Nothing dusts and polishes like microfiber cloths. The tiny fibers are great at picking up and trapping tons of dust and dirt. Plus, they can polish stainless steel to a glowing shine. I tried several brands, from the super-fluffy to the low-profile, and all worked great, but the inexpensive Amazon Basics brand stole the show. At 12 by 16 inches, they’re a bit bigger than the others, but not so big that they’re unwieldy. They’re not as plush, but they absorbed the same amount of liquid just as quickly, and did a better job cleaning and polishing sticky fingerprints from my fridge doors without the need for a cleanser. And you can’t beat the price: You get a stack of 24 for under $13!

Best for Drying: Williams-Sonoma All-Purpose Pantry Towels 

I am absolutely besotted with these pantry towels. They look and feel as good as they perform, and they’re just $5 each. (No wonder they’re a Wirecutter favorite.) Thick and generously sized at 20 by 30 inches with a hanging loop on one corner, the towels have a soft, plush, terry side, and a textural flat weave on the other. They don’t shrink and get wrinkly when you wash them and come in nine classic, solid colors that go with any kitchen. But aside from their good looks, these towels blow away the competition when it comes to absorption. The other thick towels I tried would move the water around before absorbing, but these towels soaked it up instantly and left no lint behind. And they’re so thick they didn’t feel soggy after drying a full sink of dishes. Made of Turkish cotton, which is known for being highly absorbent, and certified free of harmful substances by OEKO-TEX, they’re a surprisingly affordable option for such a posh brand.

Best Bargain: Zeppoli Classic Kitchen Towels

I always loop a dish towel through my apron ties so I always have one to grab a hot pan off the stove, clean my hands, or wipe down a messy surface while I’m cooking. But those towels really take a beating and end up mottled with stains. That’s definitely not the fate I want for my nice plush drying towels, which is why these cheap all-purpose ones will be my new go-to for cooking. The 100% cotton towels are a modest 14 by 25 inches — not too big or too small — and are as absorbent and lint-free as a thick flour sack towel. At $20 for a big stack of 15, they’re not a big investment, so you won’t worry if they end up stained or wrapped around a kitchen gift and given away. You can use them as napkins, too.

Best Flour Sack: Utopia Kitchen Flour Sack Towels

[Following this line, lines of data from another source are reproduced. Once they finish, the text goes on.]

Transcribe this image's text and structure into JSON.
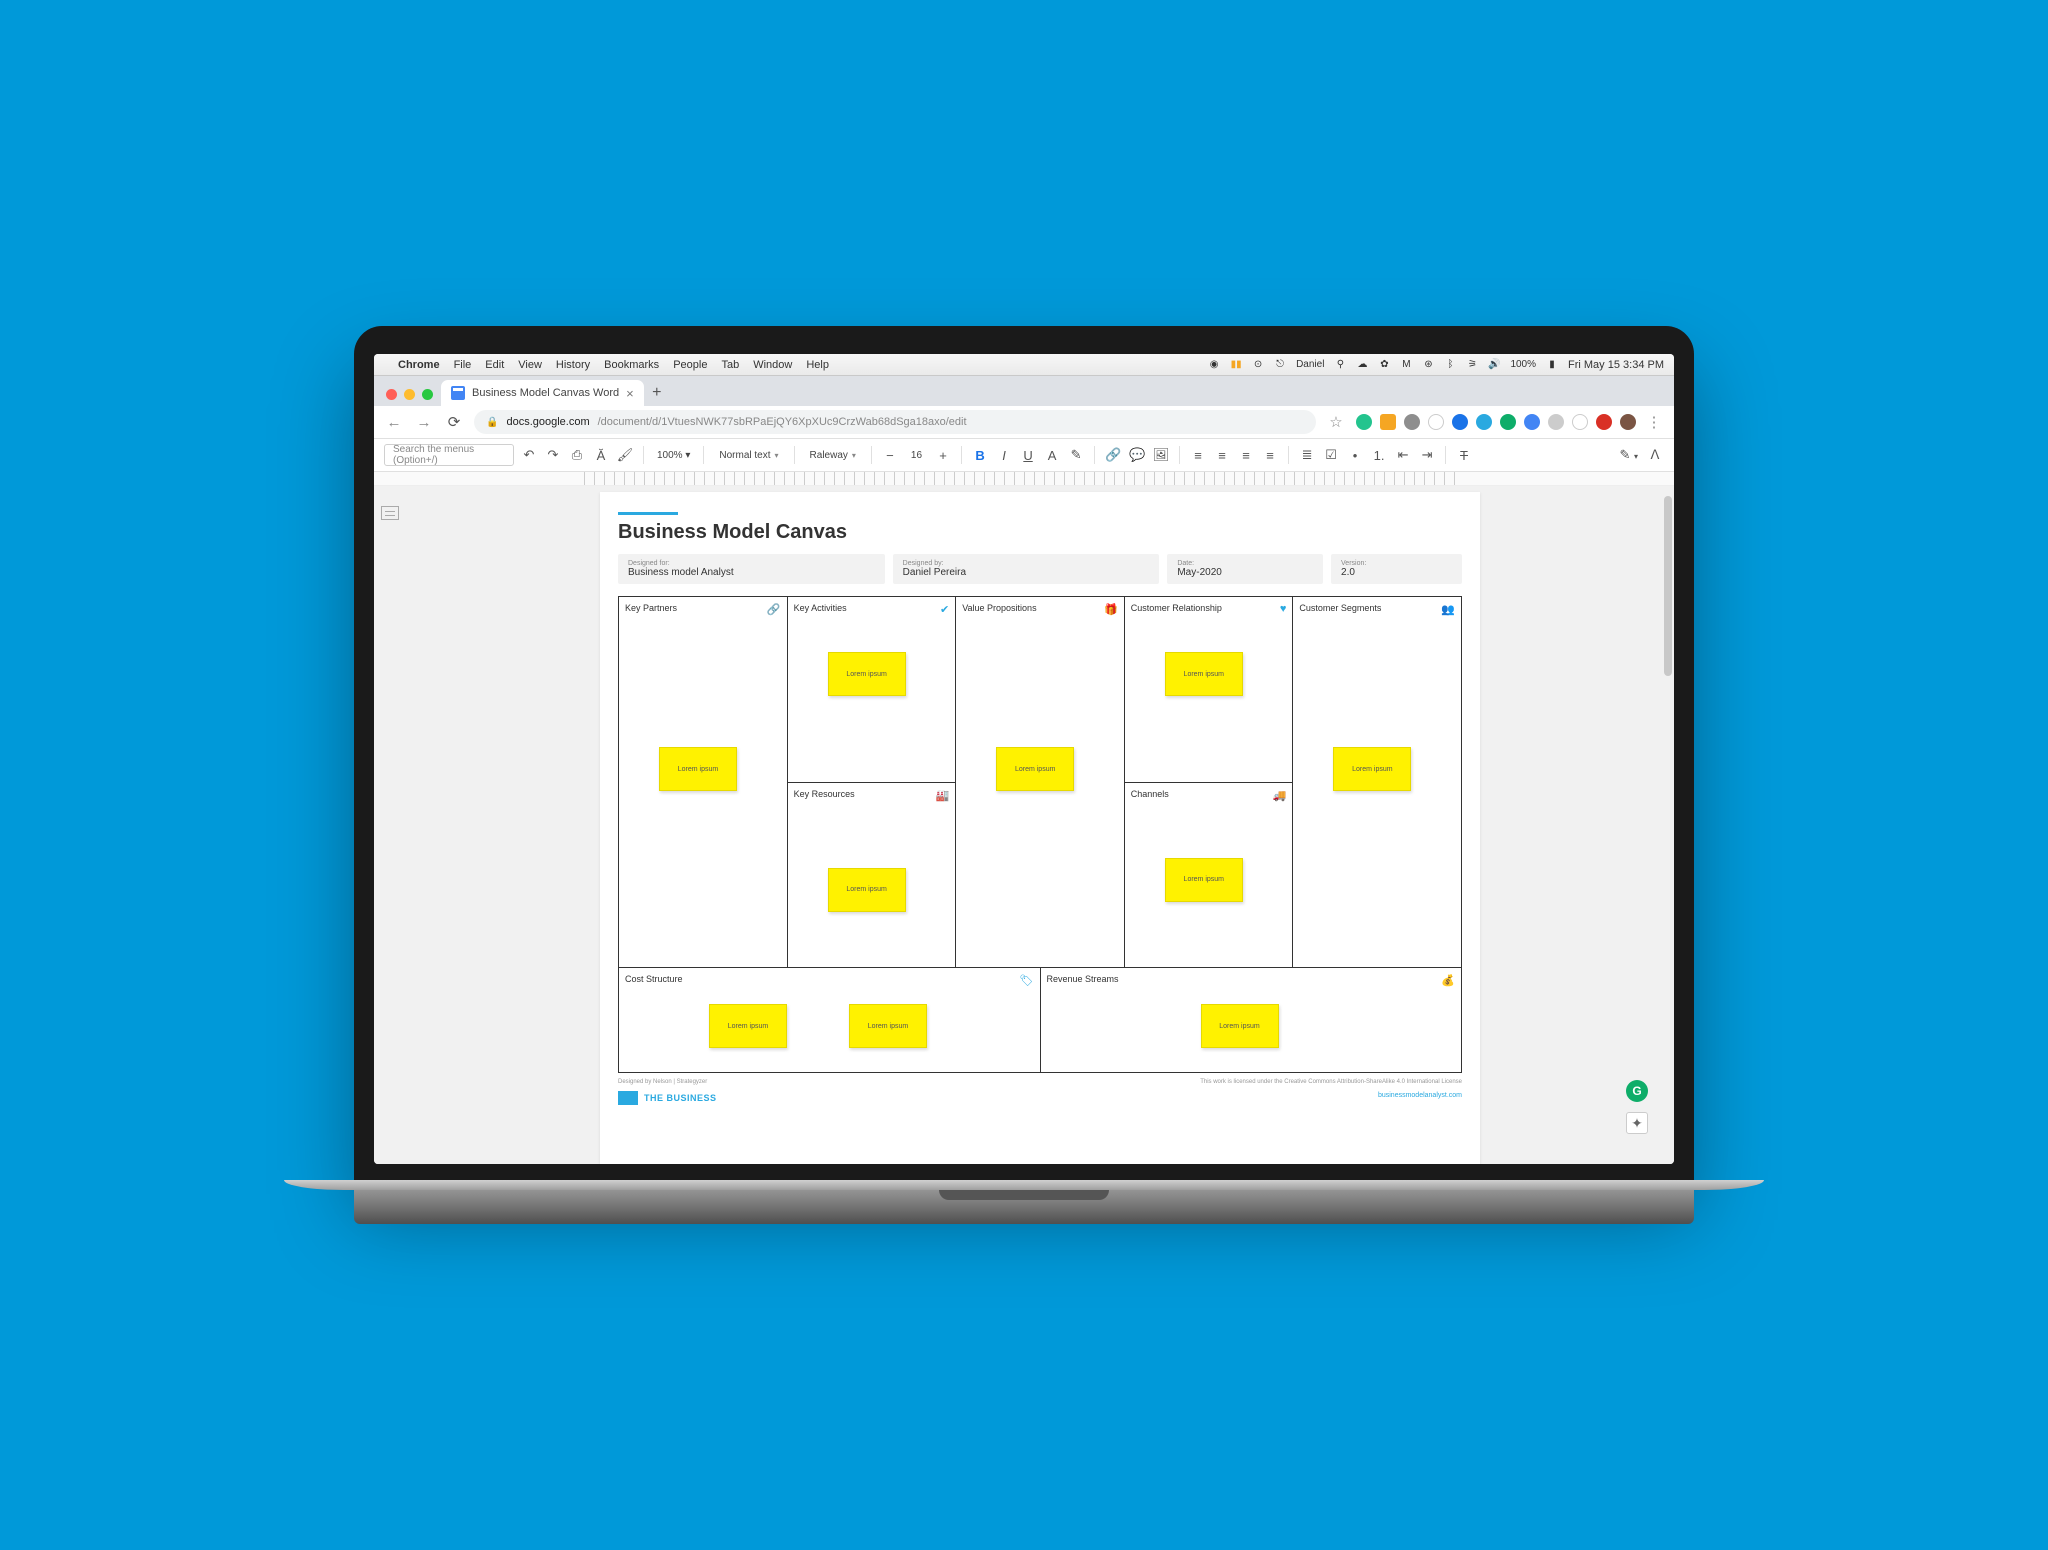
{
  "macos_menubar": {
    "app": "Chrome",
    "items": [
      "File",
      "Edit",
      "View",
      "History",
      "Bookmarks",
      "People",
      "Tab",
      "Window",
      "Help"
    ],
    "user": "Daniel",
    "battery": "100%",
    "clock": "Fri May 15  3:34 PM"
  },
  "chrome": {
    "tab_title": "Business Model Canvas Word",
    "url_domain": "docs.google.com",
    "url_path": "/document/d/1VtuesNWK77sbRPaEjQY6XpXUc9CrzWab68dSga18axo/edit"
  },
  "docs_toolbar": {
    "search_placeholder": "Search the menus (Option+/)",
    "zoom": "100%",
    "style": "Normal text",
    "font": "Raleway",
    "font_size": "16"
  },
  "document": {
    "title": "Business Model Canvas",
    "meta": {
      "designed_for_label": "Designed for:",
      "designed_for": "Business model Analyst",
      "designed_by_label": "Designed by:",
      "designed_by": "Daniel Pereira",
      "date_label": "Date:",
      "date": "May-2020",
      "version_label": "Version:",
      "version": "2.0"
    },
    "cells": {
      "key_partners": "Key Partners",
      "key_activities": "Key Activities",
      "key_resources": "Key Resources",
      "value_propositions": "Value Propositions",
      "customer_relationship": "Customer Relationship",
      "channels": "Channels",
      "customer_segments": "Customer Segments",
      "cost_structure": "Cost Structure",
      "revenue_streams": "Revenue Streams"
    },
    "sticky_text": "Lorem ipsum",
    "footer_left": "Designed by Nelson | Strategyzer",
    "footer_right_cc": "This work is licensed under the Creative Commons Attribution-ShareAlike 4.0 International License",
    "footer_link": "businessmodelanalyst.com",
    "brand": "THE BUSINESS"
  }
}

Flour sack towels are a wonder. They can dry dishes super fast, spotless, and lint-free, and since they’re thin, they can do double duty as a cheesecloth alternative. The only downside is they tend to get soaked when drying a lot of dishes. Still, they’re a kitchen workhorse, and these Utopia Kitchen flour sack towels are huge at 28 by 28 inches, which makes them extra versatile. They’re thin enough that the large size doesn’t end up bulky, and since they’re so big, they can easily hold a batch of yogurt for straining with plenty of fabric to tie a sturdy knot for hanging. A pack of 12 towels is just $16.

Best for Gifting: Thieffry French Linen Dish Towels

I don’t know a single home cook that doesn’t love getting dish towels as a host gift. But that doesn’t mean you can pass off your bargain finds. A gift should feel special, even if it is something utilitarian — and linen definitely fits the bill. It looks elegant, lasts forever, resists stains, and absorbs water quickly. These French towels made of Belgian linen are so thick, you can tell they will last a lifetime, which makes their $28 price tag a lot easier to swallow. Although the robust woven texture feels rougher than other linen dish towels I’ve tried (even after several washings), they performed a lot better, absorbing water lickety-split, instead of smearing it around, leaving my glassware sparkling in an instant. They’re generously sized too, at 28 by 20.5 inches. 

Did your favorite kitchen towel make the cut? Tell us in the comments below.